The first thing on your mind when going through a divorce may be, “What will happen to my children?” Custody actions in North Carolina are determined by deciding what is in the children’s best interest. (See NC Gen. Stat. Sec 50-13.2). There are no rules for us or a court to follow – every parenting arrangement varies. Deciding on a parenting arrangement is often the most difficult and emotional part of a divorce. Try and remember that children take their cues from their parents, so if you and your spouse can remain amicable throughout this process, your children will weather the storm. There are some excellent materials out there that can better help you and your children navigate this process. Each parenting arrangement is different and must be tailored to suit the specific needs of your newly restructured family.
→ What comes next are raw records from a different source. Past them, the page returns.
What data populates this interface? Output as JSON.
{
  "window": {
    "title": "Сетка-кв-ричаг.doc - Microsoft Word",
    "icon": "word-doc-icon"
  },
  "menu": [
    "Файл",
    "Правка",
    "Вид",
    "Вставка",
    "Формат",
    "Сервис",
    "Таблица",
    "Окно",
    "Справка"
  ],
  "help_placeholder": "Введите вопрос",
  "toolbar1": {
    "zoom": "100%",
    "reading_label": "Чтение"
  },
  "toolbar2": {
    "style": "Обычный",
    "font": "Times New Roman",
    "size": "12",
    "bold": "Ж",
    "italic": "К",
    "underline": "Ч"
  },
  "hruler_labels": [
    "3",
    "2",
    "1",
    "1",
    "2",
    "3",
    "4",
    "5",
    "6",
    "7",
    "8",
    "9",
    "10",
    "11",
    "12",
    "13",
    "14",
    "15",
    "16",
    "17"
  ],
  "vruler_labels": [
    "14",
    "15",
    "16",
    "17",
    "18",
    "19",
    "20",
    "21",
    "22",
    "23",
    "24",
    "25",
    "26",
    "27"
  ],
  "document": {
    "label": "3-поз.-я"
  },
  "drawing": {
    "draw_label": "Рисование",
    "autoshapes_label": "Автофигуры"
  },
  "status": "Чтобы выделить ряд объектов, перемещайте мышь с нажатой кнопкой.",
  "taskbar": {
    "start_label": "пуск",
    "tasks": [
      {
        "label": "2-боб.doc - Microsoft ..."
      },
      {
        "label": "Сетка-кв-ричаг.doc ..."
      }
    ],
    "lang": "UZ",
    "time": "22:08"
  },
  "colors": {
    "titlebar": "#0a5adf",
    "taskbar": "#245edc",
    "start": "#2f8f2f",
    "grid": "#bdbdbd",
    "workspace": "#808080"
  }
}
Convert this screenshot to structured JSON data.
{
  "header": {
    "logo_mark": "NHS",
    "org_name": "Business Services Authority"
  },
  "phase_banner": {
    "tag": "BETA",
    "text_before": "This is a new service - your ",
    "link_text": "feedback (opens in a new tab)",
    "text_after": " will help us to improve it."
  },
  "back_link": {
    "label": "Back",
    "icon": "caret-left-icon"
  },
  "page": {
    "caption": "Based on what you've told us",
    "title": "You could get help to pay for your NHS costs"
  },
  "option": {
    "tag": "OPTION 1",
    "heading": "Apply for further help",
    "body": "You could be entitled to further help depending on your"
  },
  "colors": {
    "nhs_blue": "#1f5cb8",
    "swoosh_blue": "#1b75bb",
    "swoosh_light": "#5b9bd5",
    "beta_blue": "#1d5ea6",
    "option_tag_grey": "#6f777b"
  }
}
That said, there are some basic terms and pointers that you need to be familiar with.
The first thing you must do is throw out everything your friends and family have told you about their experiences and their personal parenting schedules. Then you have to stop using common, but incorrect, terms. Many parents, when faced with a child custody issue, get caught up in the terms “sole” and “joint” custody. Don’t get attached to these words; doing so will only fuel a fire.
You May Be Wondering...
Q & A
In an amicable divorce, parents work with lawyers and/or mediators to jointly craft a parenting arrangement that works best for their restructured family. Absent domestic violence or substance abuse issues, it’s almost always better for you and your spouse (no matter how much you might not like them at the moment) to decide what is best for your children. When asking a judge to decide, you’re asking a complete stranger to decide on a limited set of facts (because of the rules of evidence we don’t get to tell them everything we would like to) what arrangement is best. With limited time and limited information, it’s impossible for a judge to know what is best for your children. Many times, the judge makes a decision that on its face looks like what it is best for the family when in reality it leads to constant problems and repeated court appearances.
We encourage you to use our collaborative, mediation and coaching services to avoid dragging your children through court.
It’s a common misconception that there’s some magic age where children can decide for themselves where they want to live and with which parent they want to live. There is no such age. Although a court can consider the wishes of a child of suitable age and discretion, the child’s wishes will never be the sole deciding factor. A judge still must be guided by the best interest of the child standard and must consider the totality of the circumstances before making any change to a parenting arrangement.
A parenting coordinator is an impartial third party that works with parents to make transitioning to the restructured family easier and less adversarial. A parenting coordinator can be retained to assist families in an amicable divorce or they can be court appointed to assist a family in a high-conflict divorce. For purposes of court actions, high-conflict is defined as cases where the parents demonstrate an ongoing pattern of any of the following:
- Excessive litigation
- Anger and distrust
- Verbal abuse
- Physical aggression or threats of physical aggression
- Difficulty communicating about the care of the children
- Other issues that the court finds requires the services of a parenting coordinator (See NC Gen. Stat. Sec 50-90)
Regardless of the level of conflict in your case; having an impartial neutral to help guide you and your spouse through the child custody process can help you both remained focused on your primary goal: the happiness and well-being of your children. (Kary Church Watson works as a Coordinator and finds her work with parents to be the most rewarding part of her practice. For an overview of Kary’s services and fees, click here.)
Whether a grandparent has rights to custody or visitation is one of the most complicated areas of family law. The rules and the procedure vary based on the status of the custodial claims between the parents. (See NC Gen. Stat. Sec 50-13.2). We strongly recommend that if you have questions about the rights of grandparents that you schedule a consult with us before moving forward.